__WHAT NEEDS TO BE DONE__
Without carrying over a single picture, write out the records below exactly.

+++ SOURCE INFORMATION +++

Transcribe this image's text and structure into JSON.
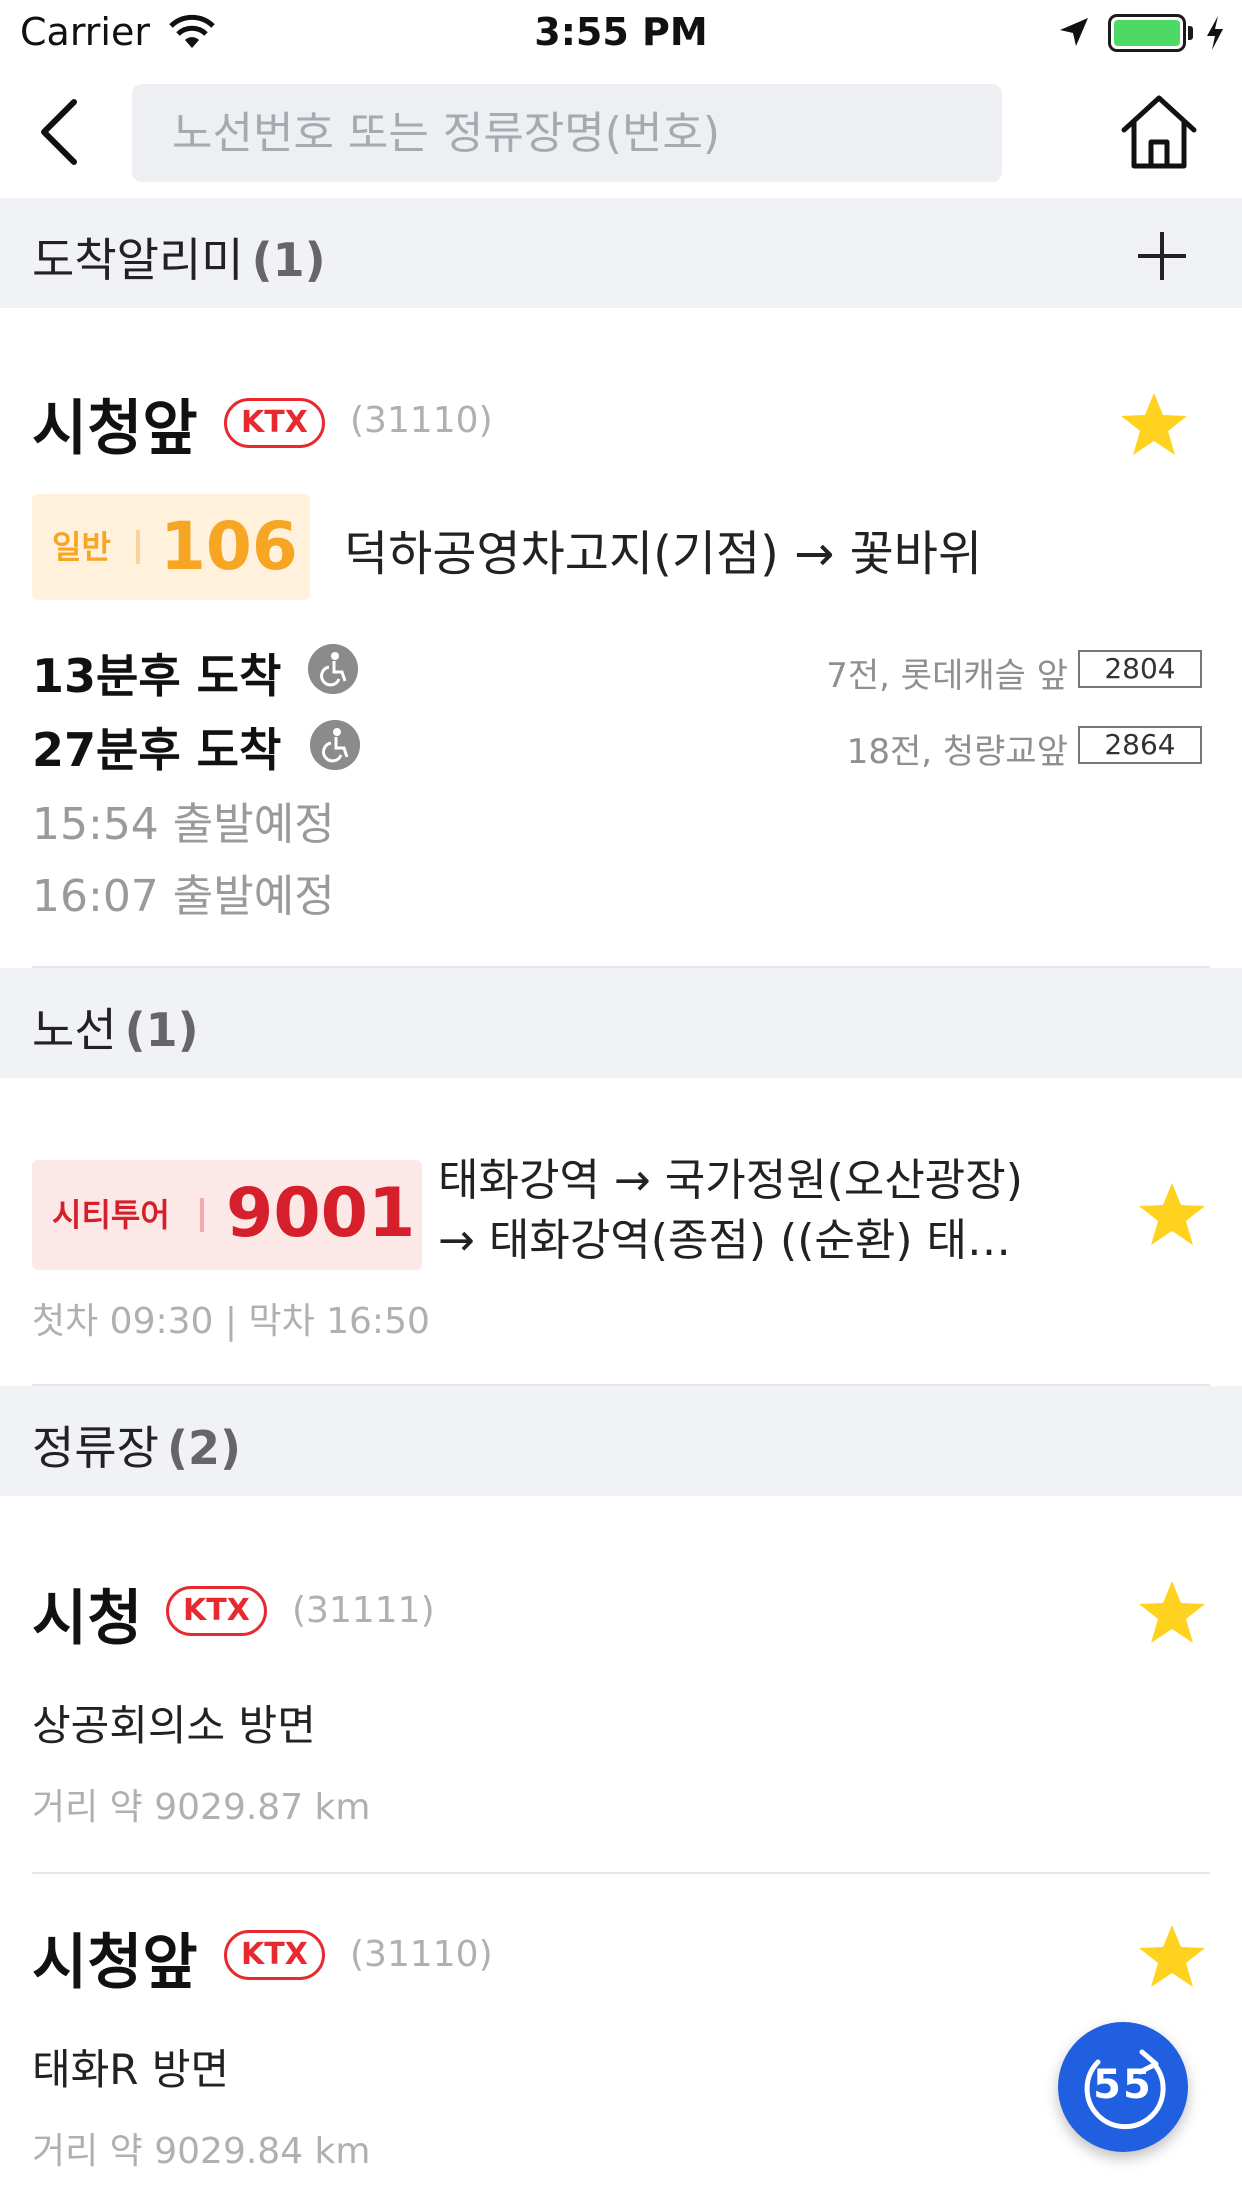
{
  "status_bar": {
    "carrier": "Carrier",
    "time": "3:55 PM",
    "battery_color": "#4cd964"
  },
  "nav": {
    "back_icon": "chevron-left-icon",
    "search_placeholder": "노선번호 또는 정류장명(번호)",
    "home_icon": "home-icon"
  },
  "alarm_section": {
    "title": "도착알리미",
    "count": "(1)",
    "add_icon": "plus-icon",
    "stop": {
      "name": "시청앞",
      "badge": "KTX",
      "code": "(31110)",
      "favorited": true
    },
    "bus": {
      "type": "일반",
      "number": "106",
      "route": "덕하공영차고지(기점) → 꽃바위",
      "accent": "#f6a623",
      "badge_bg": "#fff1dc"
    },
    "arrivals": [
      {
        "time": "13분후 도착",
        "position": "7전, 롯데캐슬 앞",
        "plate": "2804"
      },
      {
        "time": "27분후 도착",
        "position": "18전, 청량교앞",
        "plate": "2864"
      }
    ],
    "departures": [
      "15:54 출발예정",
      "16:07 출발예정"
    ]
  },
  "route_section": {
    "title": "노선",
    "count": "(1)",
    "route": {
      "type": "시티투어",
      "number": "9001",
      "desc_line1": "태화강역 → 국가정원(오산광장)",
      "desc_line2": "→ 태화강역(종점) ((순환) 태…",
      "times": "첫차 09:30  |  막차 16:50",
      "accent": "#d51f2a",
      "badge_bg": "#fde8e8",
      "favorited": true
    }
  },
  "stop_section": {
    "title": "정류장",
    "count": "(2)",
    "stops": [
      {
        "name": "시청",
        "badge": "KTX",
        "code": "(31111)",
        "direction": "상공회의소 방면",
        "distance": "거리 약 9029.87 km",
        "favorited": true
      },
      {
        "name": "시청앞",
        "badge": "KTX",
        "code": "(31110)",
        "direction": "태화R 방면",
        "distance": "거리 약 9029.84 km",
        "favorited": true
      }
    ]
  },
  "fab": {
    "label": "55",
    "icon": "refresh-icon",
    "color": "#1f5fe0"
  },
  "colors": {
    "star": "#ffd21f",
    "ktx": "#e8292f"
  }
}
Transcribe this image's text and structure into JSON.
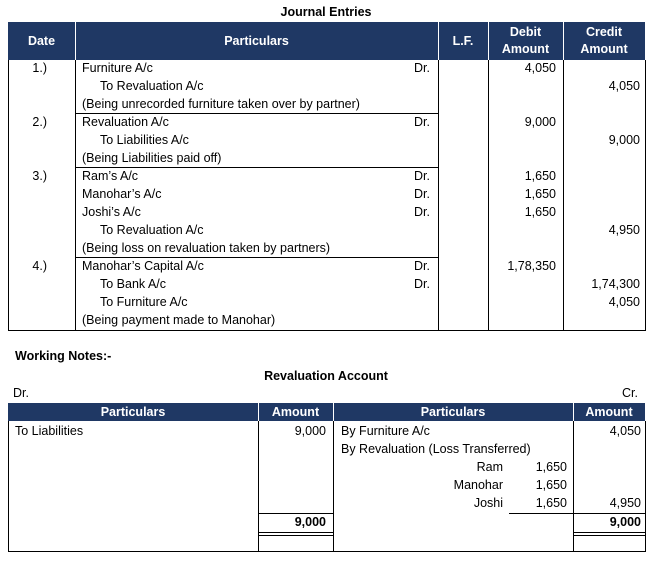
{
  "journal": {
    "title": "Journal Entries",
    "headers": {
      "date": "Date",
      "particulars": "Particulars",
      "lf": "L.F.",
      "debit": "Debit Amount",
      "credit": "Credit Amount"
    },
    "entries": [
      {
        "date": "1.)",
        "lines": [
          {
            "text": "Furniture A/c",
            "dr": "Dr.",
            "debit": "4,050",
            "credit": ""
          },
          {
            "text": "To Revaluation A/c",
            "dr": "",
            "debit": "",
            "credit": "4,050",
            "indent": true
          },
          {
            "text": "(Being unrecorded furniture taken over by partner)",
            "dr": "",
            "debit": "",
            "credit": ""
          }
        ]
      },
      {
        "date": "2.)",
        "lines": [
          {
            "text": "Revaluation A/c",
            "dr": "Dr.",
            "debit": "9,000",
            "credit": ""
          },
          {
            "text": "To Liabilities A/c",
            "dr": "",
            "debit": "",
            "credit": "9,000",
            "indent": true
          },
          {
            "text": "(Being Liabilities paid off)",
            "dr": "",
            "debit": "",
            "credit": ""
          }
        ]
      },
      {
        "date": "3.)",
        "lines": [
          {
            "text": "Ram’s A/c",
            "dr": "Dr.",
            "debit": "1,650",
            "credit": ""
          },
          {
            "text": "Manohar’s A/c",
            "dr": "Dr.",
            "debit": "1,650",
            "credit": ""
          },
          {
            "text": "Joshi’s A/c",
            "dr": "Dr.",
            "debit": "1,650",
            "credit": ""
          },
          {
            "text": "To Revaluation A/c",
            "dr": "",
            "debit": "",
            "credit": "4,950",
            "indent": true
          },
          {
            "text": "(Being loss on revaluation taken by partners)",
            "dr": "",
            "debit": "",
            "credit": ""
          }
        ]
      },
      {
        "date": "4.)",
        "lines": [
          {
            "text": "Manohar’s Capital A/c",
            "dr": "Dr.",
            "debit": "1,78,350",
            "credit": ""
          },
          {
            "text": "To Bank A/c",
            "dr": "Dr.",
            "debit": "",
            "credit": "1,74,300",
            "indent": true
          },
          {
            "text": "To Furniture A/c",
            "dr": "",
            "debit": "",
            "credit": "4,050",
            "indent": true
          },
          {
            "text": "(Being payment made to Manohar)",
            "dr": "",
            "debit": "",
            "credit": ""
          }
        ]
      }
    ]
  },
  "working_notes": {
    "label": "Working Notes:-",
    "account_title": "Revaluation Account",
    "dr_label": "Dr.",
    "cr_label": "Cr.",
    "headers": {
      "particulars_left": "Particulars",
      "amount_left": "Amount",
      "particulars_right": "Particulars",
      "amount_right": "Amount"
    },
    "left": [
      {
        "text": "To Liabilities",
        "amount": "9,000"
      }
    ],
    "right": {
      "furniture": {
        "text": "By Furniture A/c",
        "amount": "4,050"
      },
      "revaluation": "By Revaluation (Loss Transferred)",
      "partners": [
        {
          "name": "Ram",
          "amount": "1,650"
        },
        {
          "name": "Manohar",
          "amount": "1,650"
        },
        {
          "name": "Joshi",
          "amount": "1,650"
        }
      ],
      "partners_total": "4,950"
    },
    "total_left": "9,000",
    "total_right": "9,000"
  }
}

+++

__EXPECTED OUTPUT__
Transcribe this image's text and structure into JSON.
{
  "status_bar": {
    "carrier": "Carrier",
    "time": "3:55 PM",
    "battery_color": "#4cd964"
  },
  "nav": {
    "back_icon": "chevron-left-icon",
    "search_placeholder": "노선번호 또는 정류장명(번호)",
    "home_icon": "home-icon"
  },
  "alarm_section": {
    "title": "도착알리미",
    "count": "(1)",
    "add_icon": "plus-icon",
    "stop": {
      "name": "시청앞",
      "badge": "KTX",
      "code": "(31110)",
      "favorited": true
    },
    "bus": {
      "type": "일반",
      "number": "106",
      "route": "덕하공영차고지(기점) → 꽃바위",
      "accent": "#f6a623",
      "badge_bg": "#fff1dc"
    },
    "arrivals": [
      {
        "time": "13분후 도착",
        "position": "7전, 롯데캐슬 앞",
        "plate": "2804"
      },
      {
        "time": "27분후 도착",
        "position": "18전, 청량교앞",
        "plate": "2864"
      }
    ],
    "departures": [
      "15:54 출발예정",
      "16:07 출발예정"
    ]
  },
  "route_section": {
    "title": "노선",
    "count": "(1)",
    "route": {
      "type": "시티투어",
      "number": "9001",
      "desc_line1": "태화강역 → 국가정원(오산광장)",
      "desc_line2": "→ 태화강역(종점) ((순환) 태…",
      "times": "첫차 09:30  |  막차 16:50",
      "accent": "#d51f2a",
      "badge_bg": "#fde8e8",
      "favorited": true
    }
  },
  "stop_section": {
    "title": "정류장",
    "count": "(2)",
    "stops": [
      {
        "name": "시청",
        "badge": "KTX",
        "code": "(31111)",
        "direction": "상공회의소 방면",
        "distance": "거리 약 9029.87 km",
        "favorited": true
      },
      {
        "name": "시청앞",
        "badge": "KTX",
        "code": "(31110)",
        "direction": "태화R 방면",
        "distance": "거리 약 9029.84 km",
        "favorited": true
      }
    ]
  },
  "fab": {
    "label": "55",
    "icon": "refresh-icon",
    "color": "#1f5fe0"
  },
  "colors": {
    "star": "#ffd21f",
    "ktx": "#e8292f"
  }
}
Transcribe this image's text and structure into JSON.
{
  "journal": {
    "title": "Journal Entries",
    "headers": {
      "date": "Date",
      "particulars": "Particulars",
      "lf": "L.F.",
      "debit": "Debit Amount",
      "credit": "Credit Amount"
    },
    "entries": [
      {
        "date": "1.)",
        "lines": [
          {
            "text": "Furniture A/c",
            "dr": "Dr.",
            "debit": "4,050",
            "credit": ""
          },
          {
            "text": "To Revaluation A/c",
            "dr": "",
            "debit": "",
            "credit": "4,050",
            "indent": true
          },
          {
            "text": "(Being unrecorded furniture taken over by partner)",
            "dr": "",
            "debit": "",
            "credit": ""
          }
        ]
      },
      {
        "date": "2.)",
        "lines": [
          {
            "text": "Revaluation A/c",
            "dr": "Dr.",
            "debit": "9,000",
            "credit": ""
          },
          {
            "text": "To Liabilities A/c",
            "dr": "",
            "debit": "",
            "credit": "9,000",
            "indent": true
          },
          {
            "text": "(Being Liabilities paid off)",
            "dr": "",
            "debit": "",
            "credit": ""
          }
        ]
      },
      {
        "date": "3.)",
        "lines": [
          {
            "text": "Ram’s A/c",
            "dr": "Dr.",
            "debit": "1,650",
            "credit": ""
          },
          {
            "text": "Manohar’s A/c",
            "dr": "Dr.",
            "debit": "1,650",
            "credit": ""
          },
          {
            "text": "Joshi’s A/c",
            "dr": "Dr.",
            "debit": "1,650",
            "credit": ""
          },
          {
            "text": "To Revaluation A/c",
            "dr": "",
            "debit": "",
            "credit": "4,950",
            "indent": true
          },
          {
            "text": "(Being loss on revaluation taken by partners)",
            "dr": "",
            "debit": "",
            "credit": ""
          }
        ]
      },
      {
        "date": "4.)",
        "lines": [
          {
            "text": "Manohar’s Capital A/c",
            "dr": "Dr.",
            "debit": "1,78,350",
            "credit": ""
          },
          {
            "text": "To Bank A/c",
            "dr": "Dr.",
            "debit": "",
            "credit": "1,74,300",
            "indent": true
          },
          {
            "text": "To Furniture A/c",
            "dr": "",
            "debit": "",
            "credit": "4,050",
            "indent": true
          },
          {
            "text": "(Being payment made to Manohar)",
            "dr": "",
            "debit": "",
            "credit": ""
          }
        ]
      }
    ]
  },
  "working_notes": {
    "label": "Working Notes:-",
    "account_title": "Revaluation Account",
    "dr_label": "Dr.",
    "cr_label": "Cr.",
    "headers": {
      "particulars_left": "Particulars",
      "amount_left": "Amount",
      "particulars_right": "Particulars",
      "amount_right": "Amount"
    },
    "left": [
      {
        "text": "To Liabilities",
        "amount": "9,000"
      }
    ],
    "right": {
      "furniture": {
        "text": "By Furniture A/c",
        "amount": "4,050"
      },
      "revaluation": "By Revaluation (Loss Transferred)",
      "partners": [
        {
          "name": "Ram",
          "amount": "1,650"
        },
        {
          "name": "Manohar",
          "amount": "1,650"
        },
        {
          "name": "Joshi",
          "amount": "1,650"
        }
      ],
      "partners_total": "4,950"
    },
    "total_left": "9,000",
    "total_right": "9,000"
  }
}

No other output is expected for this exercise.